1/2 tsp pepper, 1 tbls Kosher salt (more to taste)
1 tbls file
2 lbs peeled and deveined shrimp
1 quart fish stock*
2 tbls Worcestershire sauce
In a large heavy dutch oven melt the butter over medium low heat then add the flour. Stir constantly with a wooden spoon until the roux turns dark red. Immediately remove from the heat. If the roux burns, you must start over. In a separate large pot, melt the other 2 tbls butter and saute the onion and green pepper until they are soft, 3-4 mins. Add the okra, thyme, bay leaves, garlic, tomatoes, ham hock and stocks. Reduce heat and simmer 15 mins. Add entire mixture to the roux. Add the sausage, combine and bring to a boil. Season with Worcestershire, salt & pepper and file. Reduce heat to low and simmer for 1 hour. Adjust seasoning and add Tabasco (it's up to you) and shrimp. Remove ham hock. Cook shrimp in gumbo 3-4 minutes until just pink. Serve in bowls with a scoop of white rice and bottle of Tabasco on the side. Even better made a day in advance.

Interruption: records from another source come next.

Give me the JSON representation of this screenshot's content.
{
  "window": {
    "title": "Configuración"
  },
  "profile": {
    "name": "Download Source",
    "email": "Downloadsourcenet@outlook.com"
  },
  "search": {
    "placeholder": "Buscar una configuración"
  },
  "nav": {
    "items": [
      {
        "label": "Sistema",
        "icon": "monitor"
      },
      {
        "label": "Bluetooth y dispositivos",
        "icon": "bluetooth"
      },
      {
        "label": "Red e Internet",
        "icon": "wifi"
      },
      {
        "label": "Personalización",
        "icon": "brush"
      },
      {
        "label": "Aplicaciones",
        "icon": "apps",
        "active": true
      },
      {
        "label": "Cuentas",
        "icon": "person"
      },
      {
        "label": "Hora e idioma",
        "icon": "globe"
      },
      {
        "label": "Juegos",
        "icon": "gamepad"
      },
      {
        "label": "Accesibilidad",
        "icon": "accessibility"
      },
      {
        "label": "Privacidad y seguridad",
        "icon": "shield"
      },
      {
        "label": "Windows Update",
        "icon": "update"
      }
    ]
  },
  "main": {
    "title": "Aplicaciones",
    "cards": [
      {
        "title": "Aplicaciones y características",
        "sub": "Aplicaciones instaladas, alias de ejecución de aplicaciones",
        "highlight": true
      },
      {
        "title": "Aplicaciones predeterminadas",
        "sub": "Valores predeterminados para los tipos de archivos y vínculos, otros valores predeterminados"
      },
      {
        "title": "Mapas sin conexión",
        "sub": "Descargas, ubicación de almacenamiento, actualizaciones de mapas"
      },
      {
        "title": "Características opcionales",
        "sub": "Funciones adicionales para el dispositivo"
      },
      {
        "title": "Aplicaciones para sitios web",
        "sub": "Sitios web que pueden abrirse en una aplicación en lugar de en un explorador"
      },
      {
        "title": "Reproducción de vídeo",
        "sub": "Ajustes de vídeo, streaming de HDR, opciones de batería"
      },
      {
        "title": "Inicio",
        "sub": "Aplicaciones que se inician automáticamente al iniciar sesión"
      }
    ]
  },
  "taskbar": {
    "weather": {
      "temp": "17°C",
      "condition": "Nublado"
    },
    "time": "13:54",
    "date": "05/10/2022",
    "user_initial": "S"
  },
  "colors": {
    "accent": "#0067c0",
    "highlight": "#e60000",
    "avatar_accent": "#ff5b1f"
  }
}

* 1 fish frame, such as snapper (head & tail, ask the fish monger to put one aside for you), shrimp shells from the peeled shrimp, 1 leek, white & light green part only,
celery leaves, 1 onion sliced, 1 garlic clove, 4 pepper corns, 1 bay leaf, 3 parsley sprigs, 2 thyme sprigs., 3 quarts water. Cook until reduced to 2 quarts. Strain twice through a colander lined with cheese cloth and then a fine mesh strainer.
- Recipes & Random Thoughts
- I have been cooking my way through life for over 50 years, beginning with mud pies as a child. I've turned a corner now and feel a Renaissance in my life. Recipes and Random Thoughts is my personal spin in a blog about how to prepare good food and how it prepares you for life. I want to share with you, honest to goodness food punctuated with perspective from the special memories and moments that have marked my journey.